§ GOAL OF THE EXERCISE:
Which lines in the records below mention the word "DCdutchconnectionUK"? Copy each one out.

§ THE RECORDS:
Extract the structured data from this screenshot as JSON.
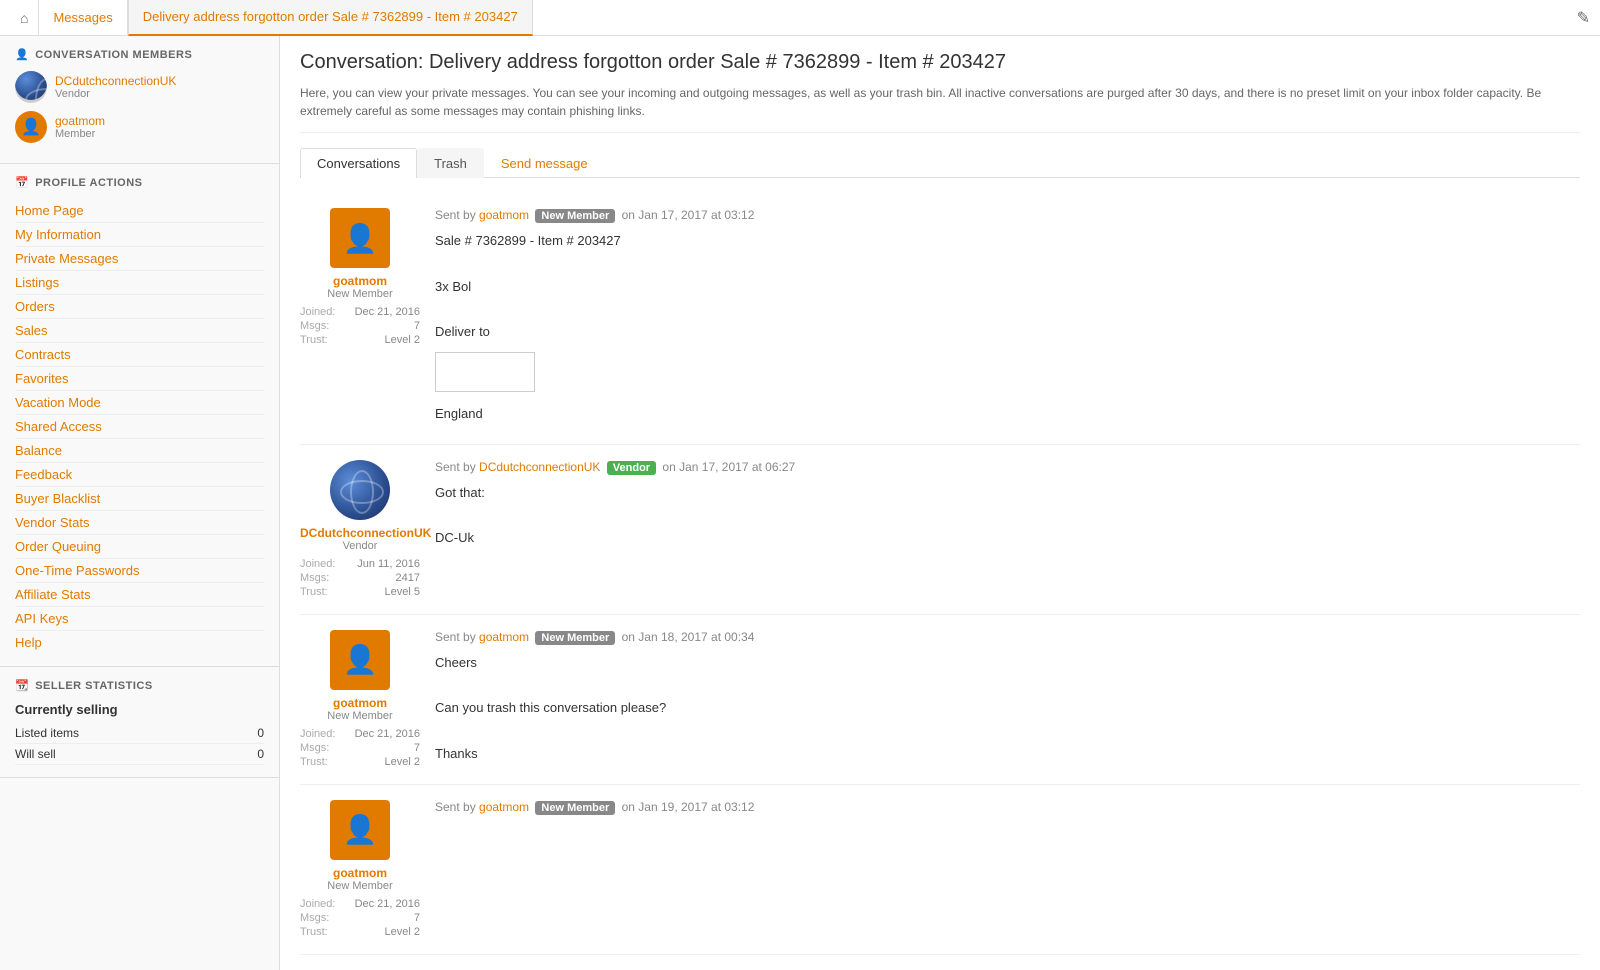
{
  "topnav": {
    "home_icon": "⌂",
    "tabs": [
      {
        "label": "Messages",
        "active": false
      },
      {
        "label": "Delivery address forgotton order Sale # 7362899 - Item # 203427",
        "active": true
      }
    ],
    "right_icon": "⚙"
  },
  "sidebar": {
    "conversation_members_title": "CONVERSATION MEMBERS",
    "members": [
      {
        "name": "DCdutchconnectionUK",
        "role": "Vendor",
        "type": "vendor"
      },
      {
        "name": "goatmom",
        "role": "Member",
        "type": "member"
      }
    ],
    "profile_actions_title": "PROFILE ACTIONS",
    "links": [
      "Home Page",
      "My Information",
      "Private Messages",
      "Listings",
      "Orders",
      "Sales",
      "Contracts",
      "Favorites",
      "Vacation Mode",
      "Shared Access",
      "Balance",
      "Feedback",
      "Buyer Blacklist",
      "Vendor Stats",
      "Order Queuing",
      "One-Time Passwords",
      "Affiliate Stats",
      "API Keys",
      "Help"
    ],
    "seller_stats_title": "SELLER STATISTICS",
    "currently_selling_label": "Currently selling",
    "stats": [
      {
        "label": "Listed items",
        "value": "0"
      },
      {
        "label": "Will sell",
        "value": "0"
      }
    ]
  },
  "main": {
    "page_title": "Conversation: Delivery address forgotton order Sale # 7362899 - Item # 203427",
    "info_text": "Here, you can view your private messages. You can see your incoming and outgoing messages, as well as your trash bin. All inactive conversations are purged after 30 days, and there is no preset limit on your inbox folder capacity. Be extremely careful as some messages may contain phishing links.",
    "tabs": [
      {
        "label": "Conversations",
        "active": true
      },
      {
        "label": "Trash",
        "active": false
      },
      {
        "label": "Send message",
        "active": false,
        "send": true
      }
    ],
    "messages": [
      {
        "sender_name": "goatmom",
        "sender_role": "New Member",
        "sender_type": "member",
        "joined": "Dec 21, 2016",
        "msgs": "7",
        "trust": "Level 2",
        "sent_by": "goatmom",
        "badge": "New Member",
        "badge_type": "new-member",
        "date": "on Jan 17, 2017 at 03:12",
        "body_lines": [
          "Sale # 7362899 - Item # 203427",
          "",
          "3x Bol",
          "",
          "Deliver to",
          "[ADDRESS BOX]",
          "England"
        ]
      },
      {
        "sender_name": "DCdutchconnectionUK",
        "sender_role": "Vendor",
        "sender_type": "vendor",
        "joined": "Jun 11, 2016",
        "msgs": "2417",
        "trust": "Level 5",
        "sent_by": "DCdutchconnectionUK",
        "badge": "Vendor",
        "badge_type": "vendor",
        "date": "on Jan 17, 2017 at 06:27",
        "body_lines": [
          "Got that:",
          "",
          "DC-Uk"
        ]
      },
      {
        "sender_name": "goatmom",
        "sender_role": "New Member",
        "sender_type": "member",
        "joined": "Dec 21, 2016",
        "msgs": "7",
        "trust": "Level 2",
        "sent_by": "goatmom",
        "badge": "New Member",
        "badge_type": "new-member",
        "date": "on Jan 18, 2017 at 00:34",
        "body_lines": [
          "Cheers",
          "",
          "Can you trash this conversation please?",
          "",
          "Thanks"
        ]
      },
      {
        "sender_name": "goatmom",
        "sender_role": "New Member",
        "sender_type": "member",
        "joined": "Dec 21, 2016",
        "msgs": "7",
        "trust": "Level 2",
        "sent_by": "goatmom",
        "badge": "New Member",
        "badge_type": "new-member",
        "date": "on Jan 19, 2017 at 03:12",
        "body_lines": []
      }
    ]
  }
}
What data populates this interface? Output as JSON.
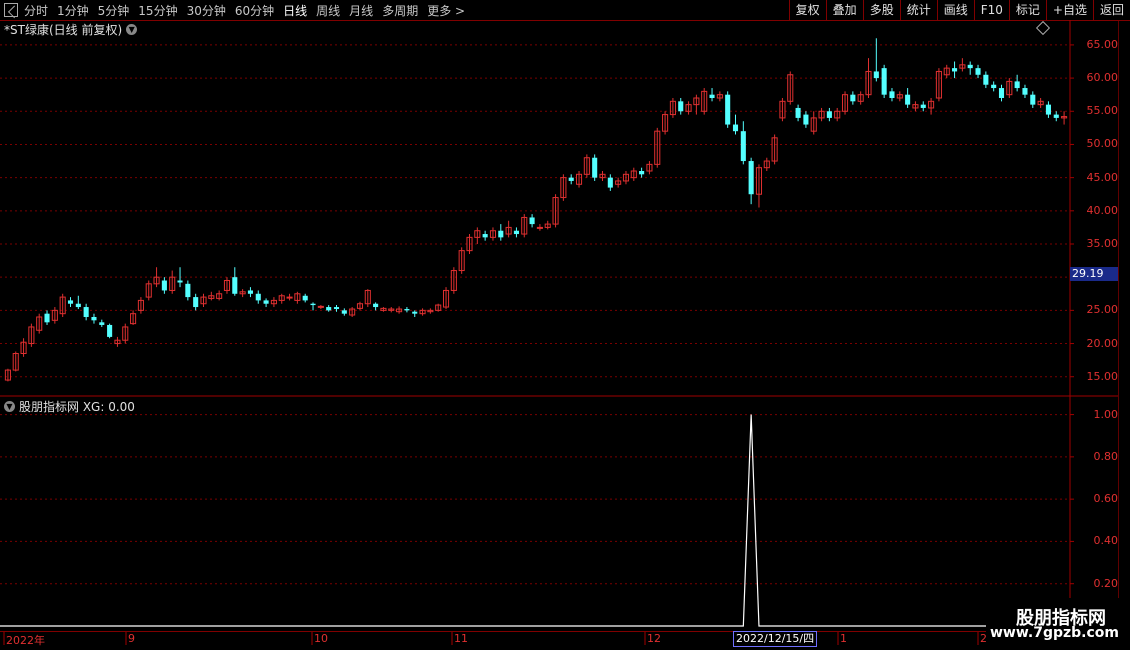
{
  "toolbar": {
    "periods": [
      "分时",
      "1分钟",
      "5分钟",
      "15分钟",
      "30分钟",
      "60分钟",
      "日线",
      "周线",
      "月线",
      "多周期",
      "更多 >"
    ],
    "active_period": "日线",
    "buttons": [
      "复权",
      "叠加",
      "多股",
      "统计",
      "画线",
      "F10",
      "标记",
      "+自选",
      "返回"
    ]
  },
  "main_panel": {
    "title": "*ST绿康(日线 前复权)",
    "y_ticks": [
      "65.00",
      "60.00",
      "55.00",
      "50.00",
      "45.00",
      "40.00",
      "35.00",
      "30.00",
      "25.00",
      "20.00",
      "15.00"
    ],
    "current_price": "29.19"
  },
  "indicator_panel": {
    "title": "股朋指标网 XG: 0.00",
    "y_ticks": [
      "1.00",
      "0.80",
      "0.60",
      "0.40",
      "0.20"
    ]
  },
  "x_axis": {
    "labels": [
      "2022年",
      "9",
      "10",
      "11",
      "12",
      "1",
      "2"
    ],
    "cursor_date": "2022/12/15/四"
  },
  "watermark": {
    "title": "股朋指标网",
    "url": "www.7gpzb.com"
  },
  "colors": {
    "up": "#e03030",
    "down": "#54ffff",
    "grid": "#7a0000",
    "axis_text": "#e03030",
    "indicator_line": "#ffffff"
  },
  "chart_data": {
    "type": "candlestick",
    "y_range": [
      13,
      68
    ],
    "candles": [
      [
        14.5,
        16.0,
        14.3,
        16.2
      ],
      [
        16.0,
        18.5,
        15.8,
        18.8
      ],
      [
        18.5,
        20.2,
        18.0,
        20.8
      ],
      [
        20.0,
        22.5,
        19.5,
        23.0
      ],
      [
        22.0,
        24.0,
        21.5,
        24.5
      ],
      [
        24.5,
        23.2,
        22.8,
        25.0
      ],
      [
        23.5,
        25.0,
        23.0,
        25.5
      ],
      [
        24.5,
        27.0,
        24.0,
        27.5
      ],
      [
        26.5,
        26.0,
        25.5,
        27.0
      ],
      [
        26.0,
        25.5,
        25.2,
        27.2
      ],
      [
        25.5,
        24.0,
        23.5,
        26.0
      ],
      [
        24.0,
        23.5,
        23.0,
        24.5
      ],
      [
        23.2,
        22.8,
        22.5,
        23.6
      ],
      [
        22.8,
        21.0,
        20.8,
        23.0
      ],
      [
        20.0,
        20.5,
        19.5,
        21.0
      ],
      [
        20.5,
        22.5,
        20.0,
        23.0
      ],
      [
        23.0,
        24.5,
        22.8,
        25.0
      ],
      [
        25.0,
        26.5,
        24.5,
        27.0
      ],
      [
        27.0,
        29.0,
        26.5,
        29.5
      ],
      [
        29.0,
        30.0,
        28.5,
        31.5
      ],
      [
        29.5,
        28.0,
        27.5,
        30.0
      ],
      [
        28.0,
        30.0,
        27.5,
        31.0
      ],
      [
        29.5,
        29.2,
        28.5,
        31.5
      ],
      [
        29.0,
        27.0,
        26.5,
        29.5
      ],
      [
        27.0,
        25.5,
        25.0,
        27.5
      ],
      [
        26.0,
        27.0,
        25.5,
        27.5
      ],
      [
        26.8,
        27.2,
        26.5,
        27.8
      ],
      [
        26.8,
        27.5,
        26.5,
        28.0
      ],
      [
        28.0,
        29.5,
        27.5,
        30.0
      ],
      [
        30.0,
        27.5,
        27.2,
        31.5
      ],
      [
        27.5,
        27.8,
        27.0,
        28.2
      ],
      [
        28.0,
        27.5,
        27.0,
        28.5
      ],
      [
        27.5,
        26.5,
        26.0,
        28.0
      ],
      [
        26.5,
        26.0,
        25.5,
        26.8
      ],
      [
        26.0,
        26.5,
        25.5,
        27.0
      ],
      [
        26.5,
        27.2,
        26.0,
        27.5
      ],
      [
        27.0,
        27.0,
        26.5,
        27.5
      ],
      [
        26.5,
        27.5,
        26.0,
        27.8
      ],
      [
        27.2,
        26.5,
        26.2,
        27.5
      ],
      [
        26.0,
        25.8,
        25.0,
        26.2
      ],
      [
        25.5,
        25.6,
        25.2,
        25.8
      ],
      [
        25.5,
        25.0,
        24.8,
        25.8
      ],
      [
        25.5,
        25.2,
        24.8,
        25.8
      ],
      [
        25.0,
        24.5,
        24.2,
        25.3
      ],
      [
        24.3,
        25.2,
        24.0,
        25.5
      ],
      [
        25.3,
        26.0,
        25.0,
        26.3
      ],
      [
        26.0,
        28.0,
        25.5,
        28.2
      ],
      [
        26.0,
        25.5,
        25.0,
        26.2
      ],
      [
        25.0,
        25.3,
        24.8,
        25.5
      ],
      [
        25.0,
        25.2,
        24.7,
        25.5
      ],
      [
        24.8,
        25.2,
        24.5,
        25.6
      ],
      [
        25.2,
        25.0,
        24.7,
        25.5
      ],
      [
        24.8,
        24.5,
        24.0,
        25.0
      ],
      [
        24.5,
        25.0,
        24.2,
        25.3
      ],
      [
        24.8,
        25.0,
        24.5,
        25.3
      ],
      [
        25.0,
        25.8,
        24.8,
        26.0
      ],
      [
        25.5,
        28.0,
        25.2,
        28.5
      ],
      [
        28.0,
        31.0,
        27.5,
        31.5
      ],
      [
        31.0,
        34.0,
        30.5,
        34.5
      ],
      [
        34.0,
        36.0,
        33.5,
        36.5
      ],
      [
        36.0,
        37.0,
        35.0,
        37.5
      ],
      [
        36.5,
        36.0,
        35.5,
        37.0
      ],
      [
        36.0,
        37.0,
        35.5,
        37.5
      ],
      [
        37.0,
        36.0,
        35.5,
        38.0
      ],
      [
        36.5,
        37.5,
        36.0,
        38.5
      ],
      [
        37.0,
        36.5,
        36.0,
        37.5
      ],
      [
        36.5,
        39.0,
        36.0,
        39.5
      ],
      [
        39.0,
        38.0,
        37.5,
        39.5
      ],
      [
        37.5,
        37.5,
        37.0,
        38.0
      ],
      [
        37.5,
        38.0,
        37.2,
        38.5
      ],
      [
        38.0,
        42.0,
        37.5,
        42.5
      ],
      [
        42.0,
        45.0,
        41.5,
        45.5
      ],
      [
        45.0,
        44.5,
        44.0,
        45.5
      ],
      [
        44.0,
        45.5,
        43.5,
        46.0
      ],
      [
        45.5,
        48.0,
        45.0,
        48.5
      ],
      [
        48.0,
        45.0,
        44.5,
        48.5
      ],
      [
        45.0,
        45.5,
        44.5,
        46.0
      ],
      [
        45.0,
        43.5,
        43.0,
        45.5
      ],
      [
        44.0,
        44.5,
        43.5,
        45.0
      ],
      [
        44.5,
        45.5,
        44.0,
        46.0
      ],
      [
        45.0,
        46.0,
        44.5,
        46.5
      ],
      [
        46.0,
        45.5,
        45.0,
        46.5
      ],
      [
        46.0,
        47.0,
        45.5,
        47.5
      ],
      [
        47.0,
        52.0,
        46.5,
        52.5
      ],
      [
        52.0,
        54.5,
        51.5,
        55.0
      ],
      [
        54.5,
        56.5,
        54.0,
        57.0
      ],
      [
        56.5,
        55.0,
        54.5,
        57.0
      ],
      [
        55.0,
        56.0,
        54.5,
        56.5
      ],
      [
        56.0,
        57.0,
        54.5,
        57.5
      ],
      [
        55.0,
        58.0,
        54.5,
        58.5
      ],
      [
        57.5,
        57.0,
        56.5,
        58.5
      ],
      [
        57.0,
        57.5,
        56.5,
        58.0
      ],
      [
        57.5,
        53.0,
        52.5,
        58.0
      ],
      [
        53.0,
        52.0,
        51.5,
        54.5
      ],
      [
        52.0,
        47.5,
        47.0,
        53.5
      ],
      [
        47.5,
        42.5,
        41.0,
        48.0
      ],
      [
        42.5,
        46.5,
        40.5,
        47.0
      ],
      [
        46.5,
        47.5,
        46.0,
        48.0
      ],
      [
        47.5,
        51.0,
        47.0,
        51.5
      ],
      [
        54.0,
        56.5,
        53.5,
        57.0
      ],
      [
        56.5,
        60.5,
        56.0,
        61.0
      ],
      [
        55.5,
        54.0,
        53.5,
        56.0
      ],
      [
        54.5,
        53.0,
        52.5,
        55.0
      ],
      [
        52.0,
        54.0,
        51.5,
        55.0
      ],
      [
        54.0,
        55.0,
        53.5,
        55.5
      ],
      [
        55.0,
        54.0,
        53.5,
        55.5
      ],
      [
        54.0,
        55.0,
        53.5,
        55.5
      ],
      [
        55.0,
        57.5,
        54.5,
        58.0
      ],
      [
        57.5,
        56.5,
        56.0,
        58.0
      ],
      [
        56.5,
        57.5,
        56.0,
        58.0
      ],
      [
        57.5,
        61.0,
        57.0,
        63.0
      ],
      [
        61.0,
        60.0,
        59.5,
        66.0
      ],
      [
        61.5,
        57.5,
        57.0,
        62.0
      ],
      [
        58.0,
        57.0,
        56.5,
        58.5
      ],
      [
        57.0,
        57.5,
        56.5,
        58.0
      ],
      [
        57.5,
        56.0,
        55.5,
        58.5
      ],
      [
        55.5,
        56.0,
        55.0,
        56.5
      ],
      [
        56.0,
        55.5,
        55.0,
        56.5
      ],
      [
        55.5,
        56.5,
        54.5,
        57.0
      ],
      [
        57.0,
        61.0,
        56.5,
        61.5
      ],
      [
        60.5,
        61.5,
        60.0,
        62.0
      ],
      [
        61.5,
        61.0,
        60.0,
        62.5
      ],
      [
        61.5,
        62.0,
        61.0,
        63.0
      ],
      [
        62.0,
        61.5,
        60.5,
        62.5
      ],
      [
        61.5,
        60.5,
        60.0,
        62.0
      ],
      [
        60.5,
        59.0,
        58.5,
        61.0
      ],
      [
        59.0,
        58.5,
        58.0,
        59.5
      ],
      [
        58.5,
        57.0,
        56.5,
        59.0
      ],
      [
        57.5,
        59.5,
        57.0,
        60.0
      ],
      [
        59.5,
        58.5,
        58.0,
        60.5
      ],
      [
        58.5,
        57.5,
        57.0,
        59.0
      ],
      [
        57.5,
        56.0,
        55.5,
        58.0
      ],
      [
        56.0,
        56.5,
        55.5,
        57.0
      ],
      [
        56.0,
        54.5,
        54.0,
        56.5
      ],
      [
        54.5,
        54.0,
        53.5,
        55.0
      ],
      [
        54.0,
        54.2,
        53.0,
        55.0
      ]
    ],
    "indicator": {
      "name": "XG",
      "value": 0.0,
      "y_range": [
        0,
        1.05
      ],
      "spike_index": 95,
      "spike_value": 1.0
    }
  }
}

§ FINISHED TASK:
        "name": "DCdutchconnectionUK",
        "sender_name": "DCdutchconnectionUK",
        "sent_by": "DCdutchconnectionUK",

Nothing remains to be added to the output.